▶ **THE DATA**
>>>
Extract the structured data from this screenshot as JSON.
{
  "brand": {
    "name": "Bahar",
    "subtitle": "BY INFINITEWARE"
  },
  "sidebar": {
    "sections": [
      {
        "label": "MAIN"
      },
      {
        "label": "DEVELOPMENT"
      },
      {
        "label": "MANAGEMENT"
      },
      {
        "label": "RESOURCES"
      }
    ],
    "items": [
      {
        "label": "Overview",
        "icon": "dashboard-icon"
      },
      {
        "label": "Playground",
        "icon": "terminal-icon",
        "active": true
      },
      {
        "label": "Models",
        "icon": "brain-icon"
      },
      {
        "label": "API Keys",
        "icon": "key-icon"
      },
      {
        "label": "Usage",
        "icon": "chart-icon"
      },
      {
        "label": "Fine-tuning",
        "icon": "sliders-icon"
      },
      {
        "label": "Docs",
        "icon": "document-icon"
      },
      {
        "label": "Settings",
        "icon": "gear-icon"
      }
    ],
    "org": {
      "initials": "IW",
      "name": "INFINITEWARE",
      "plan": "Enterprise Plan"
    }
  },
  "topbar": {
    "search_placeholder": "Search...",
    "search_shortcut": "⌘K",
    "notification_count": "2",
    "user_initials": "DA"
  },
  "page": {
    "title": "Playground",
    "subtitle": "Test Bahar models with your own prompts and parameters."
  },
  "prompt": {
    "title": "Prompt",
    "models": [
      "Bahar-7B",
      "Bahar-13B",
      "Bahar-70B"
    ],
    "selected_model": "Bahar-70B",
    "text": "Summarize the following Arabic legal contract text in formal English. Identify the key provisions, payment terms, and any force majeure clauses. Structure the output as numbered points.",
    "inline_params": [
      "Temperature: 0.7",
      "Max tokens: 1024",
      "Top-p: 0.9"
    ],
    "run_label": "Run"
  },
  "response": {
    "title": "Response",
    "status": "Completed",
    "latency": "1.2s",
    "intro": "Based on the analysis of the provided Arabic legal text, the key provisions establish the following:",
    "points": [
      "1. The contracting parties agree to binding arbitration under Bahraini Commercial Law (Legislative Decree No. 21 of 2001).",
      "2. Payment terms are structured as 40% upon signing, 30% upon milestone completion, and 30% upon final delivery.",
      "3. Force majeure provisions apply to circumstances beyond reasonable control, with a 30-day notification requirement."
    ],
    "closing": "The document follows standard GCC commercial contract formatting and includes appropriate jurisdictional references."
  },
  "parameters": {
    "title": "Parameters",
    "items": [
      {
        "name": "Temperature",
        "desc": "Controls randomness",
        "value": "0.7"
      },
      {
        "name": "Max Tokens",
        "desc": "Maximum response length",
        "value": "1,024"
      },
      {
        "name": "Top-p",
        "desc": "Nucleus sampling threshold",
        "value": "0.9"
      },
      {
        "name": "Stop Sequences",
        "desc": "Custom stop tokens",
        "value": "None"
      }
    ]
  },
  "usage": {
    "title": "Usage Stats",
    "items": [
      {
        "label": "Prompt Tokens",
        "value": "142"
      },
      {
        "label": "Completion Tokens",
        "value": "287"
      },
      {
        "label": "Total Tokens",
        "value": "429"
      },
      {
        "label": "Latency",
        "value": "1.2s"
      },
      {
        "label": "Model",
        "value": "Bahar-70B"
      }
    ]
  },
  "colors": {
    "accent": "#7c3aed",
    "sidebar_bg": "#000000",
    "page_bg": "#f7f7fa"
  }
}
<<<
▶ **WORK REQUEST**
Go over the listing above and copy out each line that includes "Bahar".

▶ **SOLUTION FOR THIS PROBLEM**
    "name": "Bahar",
    "subtitle": "Test Bahar models with your own prompts and parameters."
      "Bahar-7B",
      "Bahar-13B",
      "Bahar-70B"
    "selected_model": "Bahar-70B",
        "value": "Bahar-70B"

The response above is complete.